WHAT TO WORK ON: A word-for-word repetition of all the entries is required.

[Entries from a dataset of interfaces]
=== Begin Enclosure ===
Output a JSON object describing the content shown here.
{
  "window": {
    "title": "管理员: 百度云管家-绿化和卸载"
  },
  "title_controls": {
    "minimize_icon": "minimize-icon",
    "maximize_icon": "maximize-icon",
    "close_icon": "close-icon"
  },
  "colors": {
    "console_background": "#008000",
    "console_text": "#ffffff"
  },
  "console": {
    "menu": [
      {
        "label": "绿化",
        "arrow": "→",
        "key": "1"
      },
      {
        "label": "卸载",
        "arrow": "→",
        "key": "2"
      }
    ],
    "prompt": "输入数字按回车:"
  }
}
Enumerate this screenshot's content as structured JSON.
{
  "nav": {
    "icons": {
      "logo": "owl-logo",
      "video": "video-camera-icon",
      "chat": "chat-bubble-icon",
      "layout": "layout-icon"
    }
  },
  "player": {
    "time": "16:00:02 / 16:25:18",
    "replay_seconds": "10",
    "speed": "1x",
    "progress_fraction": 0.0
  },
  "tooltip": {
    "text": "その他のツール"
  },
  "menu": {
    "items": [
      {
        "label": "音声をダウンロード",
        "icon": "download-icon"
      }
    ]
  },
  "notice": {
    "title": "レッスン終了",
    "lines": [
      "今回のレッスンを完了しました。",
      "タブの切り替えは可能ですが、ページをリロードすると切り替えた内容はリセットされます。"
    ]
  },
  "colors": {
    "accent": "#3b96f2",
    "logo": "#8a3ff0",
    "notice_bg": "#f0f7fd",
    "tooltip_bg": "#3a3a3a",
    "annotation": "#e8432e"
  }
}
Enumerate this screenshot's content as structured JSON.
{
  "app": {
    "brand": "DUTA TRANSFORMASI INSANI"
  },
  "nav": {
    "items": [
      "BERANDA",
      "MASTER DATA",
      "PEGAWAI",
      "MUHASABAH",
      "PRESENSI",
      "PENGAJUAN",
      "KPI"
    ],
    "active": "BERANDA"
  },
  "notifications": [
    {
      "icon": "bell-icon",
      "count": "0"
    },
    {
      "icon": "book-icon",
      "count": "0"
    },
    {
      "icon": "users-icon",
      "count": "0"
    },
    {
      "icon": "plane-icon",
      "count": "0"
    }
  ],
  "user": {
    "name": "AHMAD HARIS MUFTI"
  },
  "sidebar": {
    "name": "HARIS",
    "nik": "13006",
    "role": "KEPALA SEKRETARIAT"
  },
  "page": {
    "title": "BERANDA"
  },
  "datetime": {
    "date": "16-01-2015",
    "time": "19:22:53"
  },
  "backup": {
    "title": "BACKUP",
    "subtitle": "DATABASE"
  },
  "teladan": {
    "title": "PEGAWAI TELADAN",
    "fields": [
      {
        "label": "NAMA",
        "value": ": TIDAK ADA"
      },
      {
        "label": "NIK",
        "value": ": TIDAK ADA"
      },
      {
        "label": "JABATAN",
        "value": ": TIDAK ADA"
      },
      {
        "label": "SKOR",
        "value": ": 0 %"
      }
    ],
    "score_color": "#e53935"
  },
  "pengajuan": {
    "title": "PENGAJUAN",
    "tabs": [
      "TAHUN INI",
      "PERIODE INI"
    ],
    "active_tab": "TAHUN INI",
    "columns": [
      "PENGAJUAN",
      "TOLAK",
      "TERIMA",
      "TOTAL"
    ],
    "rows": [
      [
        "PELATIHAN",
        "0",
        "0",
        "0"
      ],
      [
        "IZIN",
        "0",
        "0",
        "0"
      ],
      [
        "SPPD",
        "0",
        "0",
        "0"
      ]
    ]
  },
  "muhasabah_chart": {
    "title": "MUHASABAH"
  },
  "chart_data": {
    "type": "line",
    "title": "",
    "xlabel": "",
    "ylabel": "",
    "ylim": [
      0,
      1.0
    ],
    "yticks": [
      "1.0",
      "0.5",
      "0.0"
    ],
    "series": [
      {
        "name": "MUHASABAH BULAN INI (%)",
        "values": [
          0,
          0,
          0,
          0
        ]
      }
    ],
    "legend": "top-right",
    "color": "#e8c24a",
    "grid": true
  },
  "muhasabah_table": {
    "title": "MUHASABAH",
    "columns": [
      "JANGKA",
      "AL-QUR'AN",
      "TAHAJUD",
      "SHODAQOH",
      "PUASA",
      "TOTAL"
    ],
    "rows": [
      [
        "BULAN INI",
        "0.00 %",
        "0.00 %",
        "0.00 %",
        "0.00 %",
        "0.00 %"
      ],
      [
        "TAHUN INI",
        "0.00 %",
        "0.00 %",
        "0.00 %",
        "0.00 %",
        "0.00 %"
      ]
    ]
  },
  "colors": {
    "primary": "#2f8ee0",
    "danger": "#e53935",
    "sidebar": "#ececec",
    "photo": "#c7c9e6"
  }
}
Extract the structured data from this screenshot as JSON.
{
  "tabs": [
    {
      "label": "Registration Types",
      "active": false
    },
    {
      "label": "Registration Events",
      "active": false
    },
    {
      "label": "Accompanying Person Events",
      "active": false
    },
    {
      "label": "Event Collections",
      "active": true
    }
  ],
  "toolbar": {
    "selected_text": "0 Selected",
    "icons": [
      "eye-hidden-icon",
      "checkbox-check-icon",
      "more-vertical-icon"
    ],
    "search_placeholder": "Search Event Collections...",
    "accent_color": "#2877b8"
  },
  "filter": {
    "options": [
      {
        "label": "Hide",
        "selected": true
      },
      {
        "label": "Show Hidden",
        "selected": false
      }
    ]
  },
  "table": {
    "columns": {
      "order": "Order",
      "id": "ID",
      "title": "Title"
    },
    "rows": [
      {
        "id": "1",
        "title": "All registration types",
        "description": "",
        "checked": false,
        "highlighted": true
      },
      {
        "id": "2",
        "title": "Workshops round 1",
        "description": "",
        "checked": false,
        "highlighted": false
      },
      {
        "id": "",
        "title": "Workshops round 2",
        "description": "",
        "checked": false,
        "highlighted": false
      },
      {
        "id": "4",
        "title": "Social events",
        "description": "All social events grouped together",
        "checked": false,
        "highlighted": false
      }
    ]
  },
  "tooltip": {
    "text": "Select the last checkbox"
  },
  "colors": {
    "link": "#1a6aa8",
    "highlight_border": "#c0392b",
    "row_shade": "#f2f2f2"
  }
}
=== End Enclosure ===
EXERCISE RESPONSE:
Output a JSON object describing the content shown here.
{
  "window": {
    "title": "管理员: 百度云管家-绿化和卸载"
  },
  "title_controls": {
    "minimize_icon": "minimize-icon",
    "maximize_icon": "maximize-icon",
    "close_icon": "close-icon"
  },
  "colors": {
    "console_background": "#008000",
    "console_text": "#ffffff"
  },
  "console": {
    "menu": [
      {
        "label": "绿化",
        "arrow": "→",
        "key": "1"
      },
      {
        "label": "卸载",
        "arrow": "→",
        "key": "2"
      }
    ],
    "prompt": "输入数字按回车:"
  }
}
Enumerate this screenshot's content as structured JSON.
{
  "nav": {
    "icons": {
      "logo": "owl-logo",
      "video": "video-camera-icon",
      "chat": "chat-bubble-icon",
      "layout": "layout-icon"
    }
  },
  "player": {
    "time": "16:00:02 / 16:25:18",
    "replay_seconds": "10",
    "speed": "1x",
    "progress_fraction": 0.0
  },
  "tooltip": {
    "text": "その他のツール"
  },
  "menu": {
    "items": [
      {
        "label": "音声をダウンロード",
        "icon": "download-icon"
      }
    ]
  },
  "notice": {
    "title": "レッスン終了",
    "lines": [
      "今回のレッスンを完了しました。",
      "タブの切り替えは可能ですが、ページをリロードすると切り替えた内容はリセットされます。"
    ]
  },
  "colors": {
    "accent": "#3b96f2",
    "logo": "#8a3ff0",
    "notice_bg": "#f0f7fd",
    "tooltip_bg": "#3a3a3a",
    "annotation": "#e8432e"
  }
}
Enumerate this screenshot's content as structured JSON.
{
  "app": {
    "brand": "DUTA TRANSFORMASI INSANI"
  },
  "nav": {
    "items": [
      "BERANDA",
      "MASTER DATA",
      "PEGAWAI",
      "MUHASABAH",
      "PRESENSI",
      "PENGAJUAN",
      "KPI"
    ],
    "active": "BERANDA"
  },
  "notifications": [
    {
      "icon": "bell-icon",
      "count": "0"
    },
    {
      "icon": "book-icon",
      "count": "0"
    },
    {
      "icon": "users-icon",
      "count": "0"
    },
    {
      "icon": "plane-icon",
      "count": "0"
    }
  ],
  "user": {
    "name": "AHMAD HARIS MUFTI"
  },
  "sidebar": {
    "name": "HARIS",
    "nik": "13006",
    "role": "KEPALA SEKRETARIAT"
  },
  "page": {
    "title": "BERANDA"
  },
  "datetime": {
    "date": "16-01-2015",
    "time": "19:22:53"
  },
  "backup": {
    "title": "BACKUP",
    "subtitle": "DATABASE"
  },
  "teladan": {
    "title": "PEGAWAI TELADAN",
    "fields": [
      {
        "label": "NAMA",
        "value": ": TIDAK ADA"
      },
      {
        "label": "NIK",
        "value": ": TIDAK ADA"
      },
      {
        "label": "JABATAN",
        "value": ": TIDAK ADA"
      },
      {
        "label": "SKOR",
        "value": ": 0 %"
      }
    ],
    "score_color": "#e53935"
  },
  "pengajuan": {
    "title": "PENGAJUAN",
    "tabs": [
      "TAHUN INI",
      "PERIODE INI"
    ],
    "active_tab": "TAHUN INI",
    "columns": [
      "PENGAJUAN",
      "TOLAK",
      "TERIMA",
      "TOTAL"
    ],
    "rows": [
      [
        "PELATIHAN",
        "0",
        "0",
        "0"
      ],
      [
        "IZIN",
        "0",
        "0",
        "0"
      ],
      [
        "SPPD",
        "0",
        "0",
        "0"
      ]
    ]
  },
  "muhasabah_chart": {
    "title": "MUHASABAH"
  },
  "chart_data": {
    "type": "line",
    "title": "",
    "xlabel": "",
    "ylabel": "",
    "ylim": [
      0,
      1.0
    ],
    "yticks": [
      "1.0",
      "0.5",
      "0.0"
    ],
    "series": [
      {
        "name": "MUHASABAH BULAN INI (%)",
        "values": [
          0,
          0,
          0,
          0
        ]
      }
    ],
    "legend": "top-right",
    "color": "#e8c24a",
    "grid": true
  },
  "muhasabah_table": {
    "title": "MUHASABAH",
    "columns": [
      "JANGKA",
      "AL-QUR'AN",
      "TAHAJUD",
      "SHODAQOH",
      "PUASA",
      "TOTAL"
    ],
    "rows": [
      [
        "BULAN INI",
        "0.00 %",
        "0.00 %",
        "0.00 %",
        "0.00 %",
        "0.00 %"
      ],
      [
        "TAHUN INI",
        "0.00 %",
        "0.00 %",
        "0.00 %",
        "0.00 %",
        "0.00 %"
      ]
    ]
  },
  "colors": {
    "primary": "#2f8ee0",
    "danger": "#e53935",
    "sidebar": "#ececec",
    "photo": "#c7c9e6"
  }
}
Extract the structured data from this screenshot as JSON.
{
  "tabs": [
    {
      "label": "Registration Types",
      "active": false
    },
    {
      "label": "Registration Events",
      "active": false
    },
    {
      "label": "Accompanying Person Events",
      "active": false
    },
    {
      "label": "Event Collections",
      "active": true
    }
  ],
  "toolbar": {
    "selected_text": "0 Selected",
    "icons": [
      "eye-hidden-icon",
      "checkbox-check-icon",
      "more-vertical-icon"
    ],
    "search_placeholder": "Search Event Collections...",
    "accent_color": "#2877b8"
  },
  "filter": {
    "options": [
      {
        "label": "Hide",
        "selected": true
      },
      {
        "label": "Show Hidden",
        "selected": false
      }
    ]
  },
  "table": {
    "columns": {
      "order": "Order",
      "id": "ID",
      "title": "Title"
    },
    "rows": [
      {
        "id": "1",
        "title": "All registration types",
        "description": "",
        "checked": false,
        "highlighted": true
      },
      {
        "id": "2",
        "title": "Workshops round 1",
        "description": "",
        "checked": false,
        "highlighted": false
      },
      {
        "id": "",
        "title": "Workshops round 2",
        "description": "",
        "checked": false,
        "highlighted": false
      },
      {
        "id": "4",
        "title": "Social events",
        "description": "All social events grouped together",
        "checked": false,
        "highlighted": false
      }
    ]
  },
  "tooltip": {
    "text": "Select the last checkbox"
  },
  "colors": {
    "link": "#1a6aa8",
    "highlight_border": "#c0392b",
    "row_shade": "#f2f2f2"
  }
}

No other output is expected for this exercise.